— Required action —
Return the lines below that carry the word "Sponsor".

Records for this exercise Block Start

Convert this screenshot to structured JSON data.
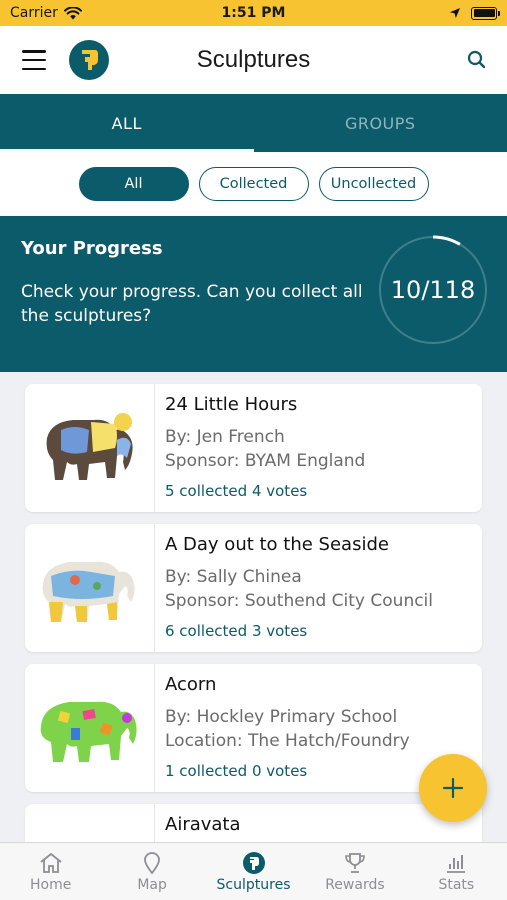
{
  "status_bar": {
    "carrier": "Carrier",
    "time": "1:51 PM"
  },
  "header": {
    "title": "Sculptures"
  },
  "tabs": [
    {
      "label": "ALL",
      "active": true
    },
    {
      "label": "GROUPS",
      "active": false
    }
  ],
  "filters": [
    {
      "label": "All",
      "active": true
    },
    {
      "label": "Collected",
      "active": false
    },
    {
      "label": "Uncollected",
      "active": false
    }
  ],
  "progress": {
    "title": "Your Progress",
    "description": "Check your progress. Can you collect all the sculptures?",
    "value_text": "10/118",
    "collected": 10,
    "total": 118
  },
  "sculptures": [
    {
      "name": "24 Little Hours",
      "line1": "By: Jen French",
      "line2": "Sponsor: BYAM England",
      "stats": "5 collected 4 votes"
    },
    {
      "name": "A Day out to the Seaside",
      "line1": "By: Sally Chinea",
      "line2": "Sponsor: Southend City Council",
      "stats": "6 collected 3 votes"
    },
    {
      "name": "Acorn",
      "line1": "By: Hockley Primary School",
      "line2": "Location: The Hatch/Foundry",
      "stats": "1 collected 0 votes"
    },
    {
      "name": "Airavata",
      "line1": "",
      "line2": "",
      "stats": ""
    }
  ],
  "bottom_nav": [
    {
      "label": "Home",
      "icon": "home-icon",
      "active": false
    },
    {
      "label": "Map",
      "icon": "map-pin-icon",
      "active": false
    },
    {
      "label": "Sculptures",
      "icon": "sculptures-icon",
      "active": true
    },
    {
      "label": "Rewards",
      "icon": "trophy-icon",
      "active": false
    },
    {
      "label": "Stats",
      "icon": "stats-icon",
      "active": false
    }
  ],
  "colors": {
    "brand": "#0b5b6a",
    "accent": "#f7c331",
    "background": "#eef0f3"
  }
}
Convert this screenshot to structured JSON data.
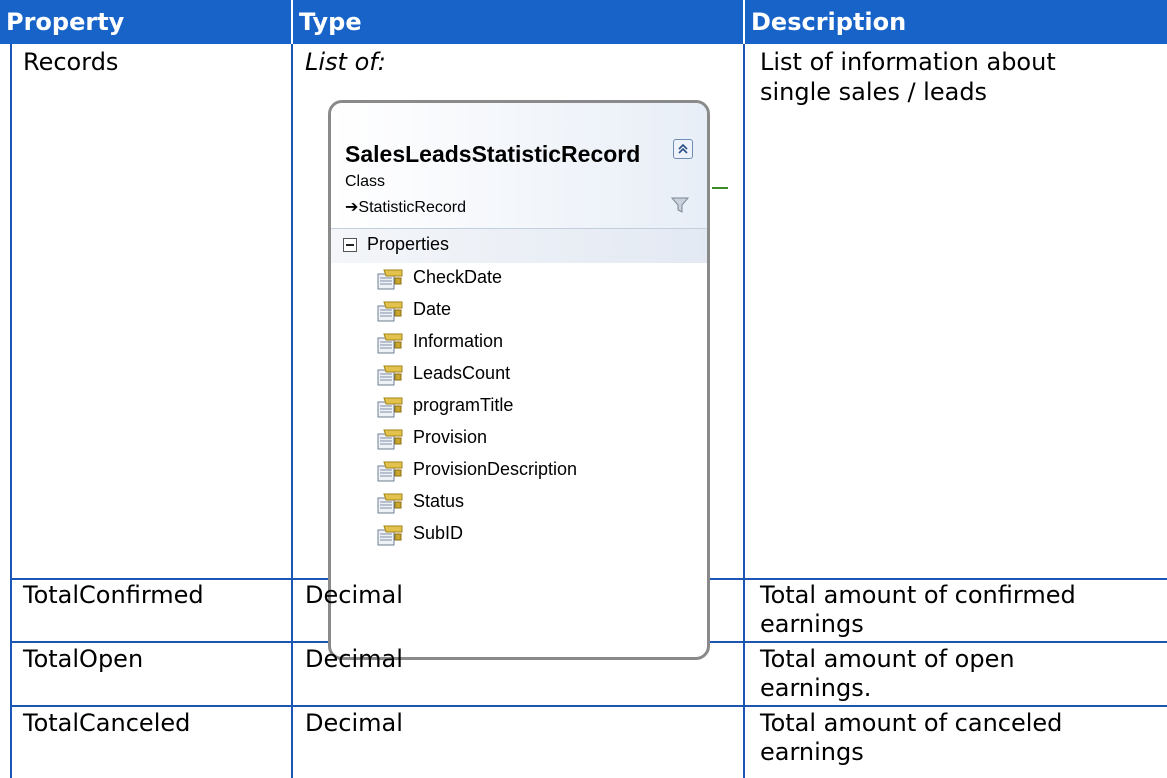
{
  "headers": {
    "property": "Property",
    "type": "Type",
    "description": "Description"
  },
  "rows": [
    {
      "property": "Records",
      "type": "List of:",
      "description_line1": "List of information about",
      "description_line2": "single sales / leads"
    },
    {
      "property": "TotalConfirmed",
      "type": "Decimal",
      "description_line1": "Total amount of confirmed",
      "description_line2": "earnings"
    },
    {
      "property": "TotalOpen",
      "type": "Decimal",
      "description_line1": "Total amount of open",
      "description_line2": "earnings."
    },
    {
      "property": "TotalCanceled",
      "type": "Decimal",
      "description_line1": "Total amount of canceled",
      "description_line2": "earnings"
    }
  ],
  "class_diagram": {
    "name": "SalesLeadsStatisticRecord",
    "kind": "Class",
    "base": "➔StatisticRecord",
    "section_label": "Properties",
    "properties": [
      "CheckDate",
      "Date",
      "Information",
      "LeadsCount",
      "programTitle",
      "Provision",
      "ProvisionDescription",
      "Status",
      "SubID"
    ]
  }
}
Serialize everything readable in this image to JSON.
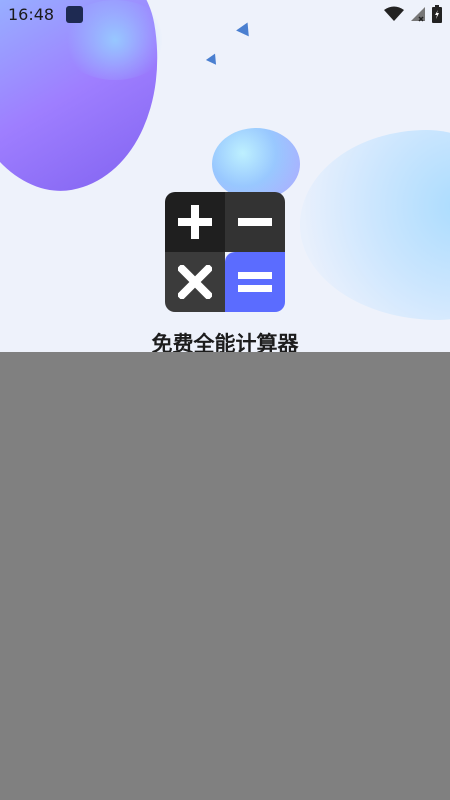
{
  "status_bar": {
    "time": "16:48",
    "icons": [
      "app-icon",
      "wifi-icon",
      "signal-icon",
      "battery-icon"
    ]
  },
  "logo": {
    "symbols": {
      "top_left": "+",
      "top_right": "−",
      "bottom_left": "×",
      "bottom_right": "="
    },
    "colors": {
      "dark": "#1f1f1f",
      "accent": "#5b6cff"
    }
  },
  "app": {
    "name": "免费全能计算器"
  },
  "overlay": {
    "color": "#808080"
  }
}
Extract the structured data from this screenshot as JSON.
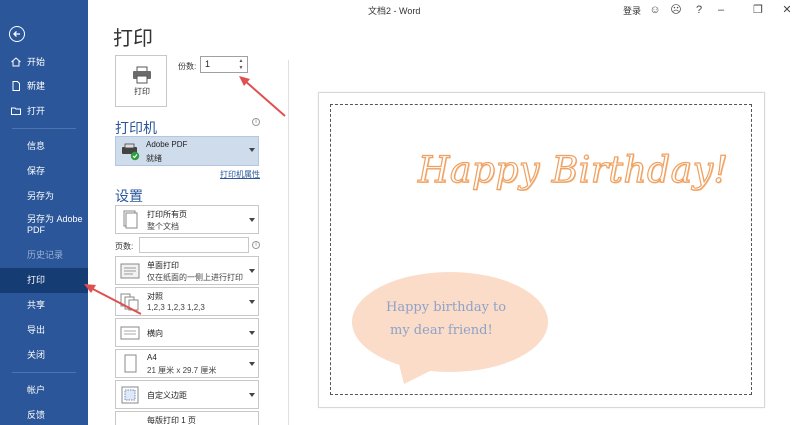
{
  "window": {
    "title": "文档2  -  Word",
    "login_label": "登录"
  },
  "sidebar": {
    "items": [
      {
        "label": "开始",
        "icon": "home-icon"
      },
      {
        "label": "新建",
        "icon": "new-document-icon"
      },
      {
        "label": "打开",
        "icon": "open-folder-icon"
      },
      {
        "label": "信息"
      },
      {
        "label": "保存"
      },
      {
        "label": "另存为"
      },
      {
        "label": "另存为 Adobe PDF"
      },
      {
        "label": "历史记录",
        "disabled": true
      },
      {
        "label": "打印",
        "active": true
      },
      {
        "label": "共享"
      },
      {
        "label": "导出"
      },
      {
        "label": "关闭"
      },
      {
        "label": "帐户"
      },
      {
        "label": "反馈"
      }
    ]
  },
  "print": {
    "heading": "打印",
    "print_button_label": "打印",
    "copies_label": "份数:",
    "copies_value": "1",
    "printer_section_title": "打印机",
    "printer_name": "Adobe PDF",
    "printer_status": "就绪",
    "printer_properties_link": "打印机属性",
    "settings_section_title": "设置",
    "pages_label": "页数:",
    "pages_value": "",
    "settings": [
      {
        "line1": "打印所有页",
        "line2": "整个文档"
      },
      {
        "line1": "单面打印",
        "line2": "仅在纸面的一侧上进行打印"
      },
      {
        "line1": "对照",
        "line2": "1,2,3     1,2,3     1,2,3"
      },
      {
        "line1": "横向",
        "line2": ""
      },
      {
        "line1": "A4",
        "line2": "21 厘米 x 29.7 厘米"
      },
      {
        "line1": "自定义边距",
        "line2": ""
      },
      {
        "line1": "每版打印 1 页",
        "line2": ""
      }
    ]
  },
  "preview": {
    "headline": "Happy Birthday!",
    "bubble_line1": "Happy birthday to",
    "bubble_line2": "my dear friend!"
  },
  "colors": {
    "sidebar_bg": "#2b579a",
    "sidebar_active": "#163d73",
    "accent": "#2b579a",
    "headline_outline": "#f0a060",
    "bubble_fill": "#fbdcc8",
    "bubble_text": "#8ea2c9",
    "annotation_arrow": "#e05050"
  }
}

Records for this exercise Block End

— Written response —
      "line2": "Sponsor: BYAM England",
      "line2": "Sponsor: Southend City Council",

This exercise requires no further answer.